Multiple award winning, #1 New York Times bestselling author Neil Gaiman returns to dazzle, captivate, haunt, and entertain with this third collection of short fiction following Smoke and Mirrors and Fragile Things–which includes a never-before published American Gods story, “Black Dog,” written exclusively for this volume.

In this new anthology, Neil Gaiman pierces the veil of reality to reveal the enigmatic, shadowy world that lies beneath. Trigger Warning includes previously published pieces of short fiction–stories, verse, and a very special Doctor Who story that was written for the fiftieth anniversary of the beloved series in 2013–as well “Black Dog,” a new tale that revisits the world of American Gods, exclusive to this collection.
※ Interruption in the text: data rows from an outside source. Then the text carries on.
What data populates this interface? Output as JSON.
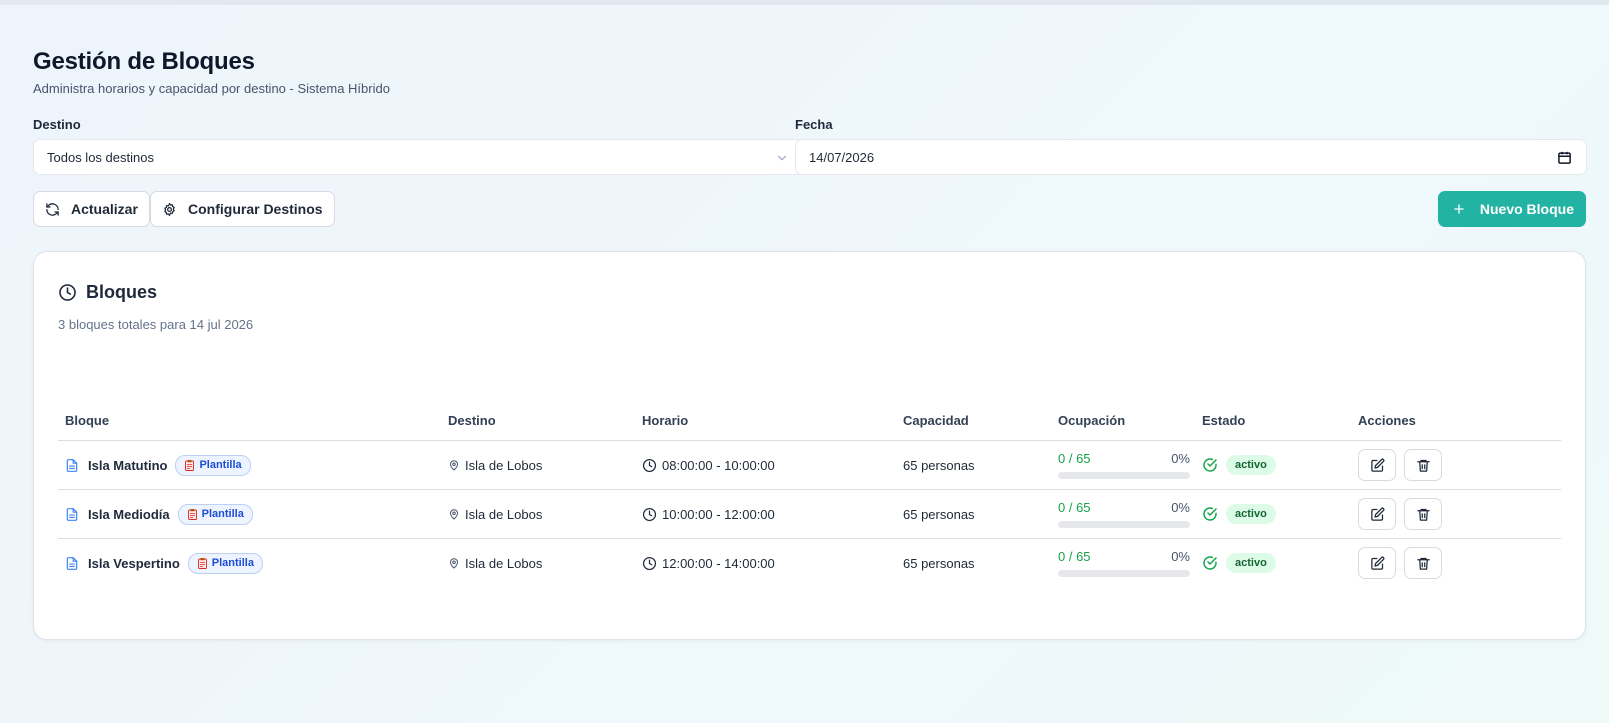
{
  "header": {
    "title": "Gestión de Bloques",
    "subtitle": "Administra horarios y capacidad por destino - Sistema Híbrido"
  },
  "filters": {
    "destino_label": "Destino",
    "destino_value": "Todos los destinos",
    "fecha_label": "Fecha",
    "fecha_value": "14/07/2026"
  },
  "toolbar": {
    "refresh_label": "Actualizar",
    "configure_label": "Configurar Destinos",
    "new_label": "Nuevo Bloque"
  },
  "card": {
    "title": "Bloques",
    "subtitle": "3 bloques totales para 14 jul 2026"
  },
  "table": {
    "columns": [
      "Bloque",
      "Destino",
      "Horario",
      "Capacidad",
      "Ocupación",
      "Estado",
      "Acciones"
    ],
    "rows": [
      {
        "name": "Isla Matutino",
        "badge": "Plantilla",
        "destino": "Isla de Lobos",
        "horario": "08:00:00 - 10:00:00",
        "capacidad": "65 personas",
        "ocupacion": "0 / 65",
        "porcentaje": "0%",
        "ocupacion_fraction": 0,
        "estado": "activo"
      },
      {
        "name": "Isla Mediodía",
        "badge": "Plantilla",
        "destino": "Isla de Lobos",
        "horario": "10:00:00 - 12:00:00",
        "capacidad": "65 personas",
        "ocupacion": "0 / 65",
        "porcentaje": "0%",
        "ocupacion_fraction": 0,
        "estado": "activo"
      },
      {
        "name": "Isla Vespertino",
        "badge": "Plantilla",
        "destino": "Isla de Lobos",
        "horario": "12:00:00 - 14:00:00",
        "capacidad": "65 personas",
        "ocupacion": "0 / 65",
        "porcentaje": "0%",
        "ocupacion_fraction": 0,
        "estado": "activo"
      }
    ]
  },
  "colors": {
    "primary": "#22b3a4",
    "badge_blue": "#1d4ed8",
    "success": "#16a34a",
    "status_bg": "#dcfce7"
  },
  "icons": {
    "refresh": "refresh-icon",
    "settings": "gear-icon",
    "add": "plus-icon",
    "clock": "clock-icon",
    "document": "document-icon",
    "location": "map-pin-icon",
    "check": "check-circle-icon",
    "edit": "edit-icon",
    "delete": "trash-icon"
  }
}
Trigger Warning explores the masks we all wear and the people we are beneath them to reveal our vulnerabilities and our truest selves. Here is a rich cornucopia of horror and ghosts stories, science fiction and fairy tales, fabulism and poetry that explore the realm of experience and emotion. In “Adventure Story”–a thematic companion to The Ocean at the End of the Lane–Gaiman ponders death and the way people take their stories with them when they die. His social media experience “A Calendar of Tales” are short takes inspired by replies to fan tweets about the months of the year–stories of pirates and the March winds, an igloo made of books, and a Mother’s Day card that portends disturbances in the universe. Gaiman offers his own ingenious spin on Sherlock Holmes in his award-nominated mystery tale “The Case of Death and Honey”. And “Click-Clack the Rattlebag” explains the creaks and clatter we hear when we’re all alone in the darkness.
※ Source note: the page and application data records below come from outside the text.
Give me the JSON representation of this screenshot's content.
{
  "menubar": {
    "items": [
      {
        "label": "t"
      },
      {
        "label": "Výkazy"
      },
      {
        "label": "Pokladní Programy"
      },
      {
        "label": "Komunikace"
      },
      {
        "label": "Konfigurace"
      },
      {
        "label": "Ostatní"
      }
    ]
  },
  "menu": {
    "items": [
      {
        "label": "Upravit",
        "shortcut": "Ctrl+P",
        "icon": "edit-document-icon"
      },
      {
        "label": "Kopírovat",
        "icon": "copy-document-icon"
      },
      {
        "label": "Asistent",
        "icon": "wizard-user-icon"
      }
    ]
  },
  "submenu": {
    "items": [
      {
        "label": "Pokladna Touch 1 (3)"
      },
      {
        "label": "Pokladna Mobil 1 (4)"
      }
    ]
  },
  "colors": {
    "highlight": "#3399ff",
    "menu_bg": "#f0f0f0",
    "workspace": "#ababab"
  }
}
Overall Rating: 4 out of 5

This was bought for me by my wonderful fiancé when I accidentally left my Kindle charging on the floor of our apartment instead of taking it with me on my flight to California for Thanksgiving. This was actually the perfect book to have with me on vacation, since I could sit down just for a little bit in between festivities, completely finish a story and have some satisfaction from reading, and then continue with celebrating.

Overall, I tend to be wary of getting collections of short stories. For me, they’re too often hit-and-miss to be worthwhile, but this is a Gaiman book, so I decided to give it a try. (Also, Andrew loves short stories, so this would have been a worth-it purchase anyway.) I would say that I thoroughly enjoyed about 85% of the stories, mostly enjoyed 10% and the other 5% was a varying mix of meh or not-my-thing. For me, that makes this collection absolutely worth a purchase and most definitely worth the time spent reading it.

Unfortunately, these are also hard to review, because there’s no way I’m going to go into detail about every single story. I will say that this title holds true. Every single story had some element to it that creeped me out or hit a nerve at least once — many did so more than once.

I was especially happy to see a Doctor Who and a Sherlock Holmes story thrown in here. The Sherlock Holmes story was definitely one of my favorites in this collection. “Adventure Story” was by far my favorite of this book, so I recommend taking a look at that one as well. I’m waiting for Andrew to get some free time to read it so that I can relive the experience of the stories by talking about it with him, but for now, I’ll have to settle for talking about through this and others’ reviews. ;P